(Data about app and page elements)

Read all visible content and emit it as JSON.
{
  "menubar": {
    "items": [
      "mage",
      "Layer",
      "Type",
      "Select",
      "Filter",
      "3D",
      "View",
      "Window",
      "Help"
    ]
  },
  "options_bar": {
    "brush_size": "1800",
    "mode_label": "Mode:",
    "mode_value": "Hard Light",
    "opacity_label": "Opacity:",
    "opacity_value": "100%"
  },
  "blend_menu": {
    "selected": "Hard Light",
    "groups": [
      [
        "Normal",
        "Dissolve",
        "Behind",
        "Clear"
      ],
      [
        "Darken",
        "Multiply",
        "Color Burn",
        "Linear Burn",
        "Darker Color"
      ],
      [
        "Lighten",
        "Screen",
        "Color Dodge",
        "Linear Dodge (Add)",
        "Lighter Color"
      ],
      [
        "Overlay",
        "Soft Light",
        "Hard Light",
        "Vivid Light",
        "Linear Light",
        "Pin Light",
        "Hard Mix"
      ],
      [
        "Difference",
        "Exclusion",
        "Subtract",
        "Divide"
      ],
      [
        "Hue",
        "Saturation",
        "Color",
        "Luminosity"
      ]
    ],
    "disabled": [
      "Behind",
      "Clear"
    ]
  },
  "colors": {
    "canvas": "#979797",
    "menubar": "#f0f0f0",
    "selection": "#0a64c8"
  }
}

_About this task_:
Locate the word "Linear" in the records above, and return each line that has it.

_Exercise response_:
        "Linear Burn",
        "Linear Dodge (Add)",
        "Linear Light",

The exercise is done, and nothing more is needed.